And so maybe that’s why fellow German power metal act Solar Fragment clicked for me. Its frontman, Robert Leger, sounds a hell of a lot like Kürsch, but with a manlier, more full-bodied tone. He also, strangely enough, sounds like he’s singing with an Irish brogue, which lends sophomore effort In Our Hands a stirring and wistful tone. That, and the album’s seafaring concept and cover art, which instantly suggests small Irish coastal villages, nautical adventure and men of the wild and salty sea.
The music itself isn’t quite as inspiring or evocative as that, but it’s certainly a hearty affair. Rousing power metal melodies abound, plus soaring choruses and hooks aplenty. The title track kicks things off on a heroic note with galloping, post-Maiden riffs and resounding choral vocals, and later tracks like “Race the Seas” or “Come Hell or High Water” strike equally triumphant notes. And not surprisingly, Hansi Kürsch guests on “Inside the Circle,” and here his vocals mesh perfectly with Leger’s. You can almost imagine them both at the command of a sleek sailing ship, a glorious sunset at their backs and puffy shirts all aflutter.
One thing I would have liked more of though, is atmosphere. Maybe it’s that expressive cover art and the narrative arc of the song titles, but I think the album could have benefitted from an even more assertive concept treatment. There’s a bit of lapping waves and distant shanties in the short interstitial “At the Harbor,” and some nice acoustic balladry in “Moana’s Return,” but I wanted more to really paint the setting and carry me away. Or it could just be that I’ve been spoiled by power-prog and its more challenging, captivating epics and pageantry – Symphony X and Pagan’s Mind, to name two examples.

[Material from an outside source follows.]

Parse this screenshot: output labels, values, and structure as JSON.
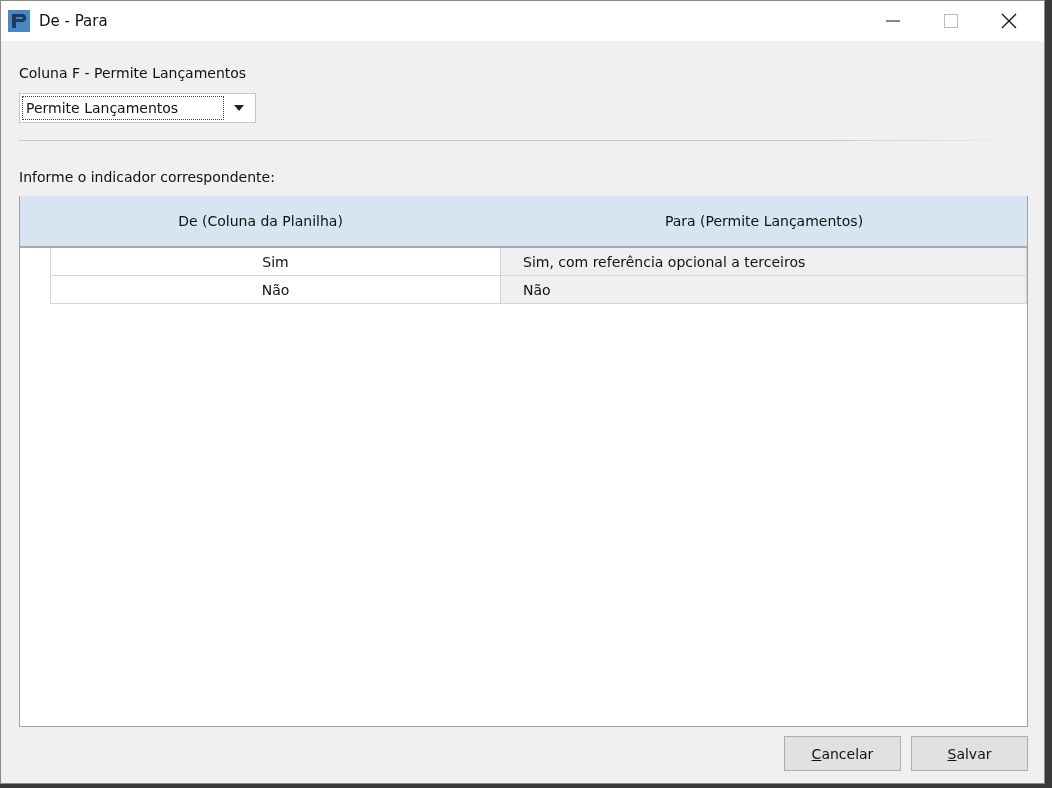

Overall, Solar Fragment was a pleasant discovery, but I can’t say it’ll really stick around on my playlist. Perhaps it’s that for all its accomplishments, it sounds too much like your stereotypical power metal affair, though one that thankfully eschews the ham and cheese that glop up so many albums in the genre. Maybe it’ll fill your sails more than it did mine.